Is the syscall instruction to be used on 64 bits platform only?
I have just bought an hp pavilion DV6 ( intel i7 processor + 6G of RAM) running windows 7( 64 bits). I downloaded Ubuntu 12.04 64 bits and correctly burned it to a DVD. My problem starts when I try to boot the computer from DVD as a first step to install Ubuntu. In fact, the home page of Ubuntu is shown without further prompts ( no button of install of try it before install).
I'd like to ask, in what order are bits and bytes sent through the cable (what is the endianness of bits and bytes)? And does the network layer simply pass the formed package to the data link layer, or does it perform any transformations of bits/bytes?
This article states, that it's big endian for bytes and little endian for bits. Can you confirm that?
0000000000000000 - 00007fffffffffff (=47 bits) user space, different per mm
ffff800000000000 - ffff80ffffffffff (=40 bits) guard hole

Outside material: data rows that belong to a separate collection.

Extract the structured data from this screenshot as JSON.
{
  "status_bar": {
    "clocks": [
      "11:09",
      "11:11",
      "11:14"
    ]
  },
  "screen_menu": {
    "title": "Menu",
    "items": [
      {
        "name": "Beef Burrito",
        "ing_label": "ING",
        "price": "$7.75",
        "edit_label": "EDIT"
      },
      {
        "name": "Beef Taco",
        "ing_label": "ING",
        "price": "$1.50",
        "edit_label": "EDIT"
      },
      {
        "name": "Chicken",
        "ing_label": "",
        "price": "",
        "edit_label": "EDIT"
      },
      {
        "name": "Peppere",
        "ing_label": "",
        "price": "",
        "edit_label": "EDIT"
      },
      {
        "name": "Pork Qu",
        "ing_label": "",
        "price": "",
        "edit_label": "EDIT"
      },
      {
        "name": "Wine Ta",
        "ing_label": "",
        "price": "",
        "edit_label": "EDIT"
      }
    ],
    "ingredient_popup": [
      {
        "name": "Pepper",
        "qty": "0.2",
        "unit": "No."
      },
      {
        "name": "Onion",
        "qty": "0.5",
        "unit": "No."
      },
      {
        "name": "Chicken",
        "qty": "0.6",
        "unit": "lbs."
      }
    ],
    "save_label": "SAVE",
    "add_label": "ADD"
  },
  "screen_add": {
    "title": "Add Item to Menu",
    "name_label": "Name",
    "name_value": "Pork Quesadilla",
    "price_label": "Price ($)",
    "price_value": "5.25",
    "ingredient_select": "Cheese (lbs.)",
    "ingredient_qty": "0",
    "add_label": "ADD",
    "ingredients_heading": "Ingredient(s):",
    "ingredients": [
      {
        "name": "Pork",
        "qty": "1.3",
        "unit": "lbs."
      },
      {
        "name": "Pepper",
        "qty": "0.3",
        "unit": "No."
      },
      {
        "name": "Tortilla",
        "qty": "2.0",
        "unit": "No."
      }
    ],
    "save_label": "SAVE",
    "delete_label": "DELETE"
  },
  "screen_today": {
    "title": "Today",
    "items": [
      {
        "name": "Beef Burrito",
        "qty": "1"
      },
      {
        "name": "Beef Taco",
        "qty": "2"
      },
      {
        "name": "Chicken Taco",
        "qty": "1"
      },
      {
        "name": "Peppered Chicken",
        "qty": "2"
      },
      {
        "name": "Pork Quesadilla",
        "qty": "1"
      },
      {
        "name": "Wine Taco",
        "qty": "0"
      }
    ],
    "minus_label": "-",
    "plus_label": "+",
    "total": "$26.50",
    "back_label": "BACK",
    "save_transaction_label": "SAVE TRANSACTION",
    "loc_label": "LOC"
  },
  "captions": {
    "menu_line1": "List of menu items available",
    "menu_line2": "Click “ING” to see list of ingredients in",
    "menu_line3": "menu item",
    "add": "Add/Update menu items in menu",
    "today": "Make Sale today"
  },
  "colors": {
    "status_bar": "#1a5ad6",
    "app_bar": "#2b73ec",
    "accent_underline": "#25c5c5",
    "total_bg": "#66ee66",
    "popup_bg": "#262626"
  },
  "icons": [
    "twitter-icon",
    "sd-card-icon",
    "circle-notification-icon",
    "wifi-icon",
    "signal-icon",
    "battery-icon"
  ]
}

ffff880000000000 - ffffc7ffffffffff (=64 TB) direct mapping of all phys.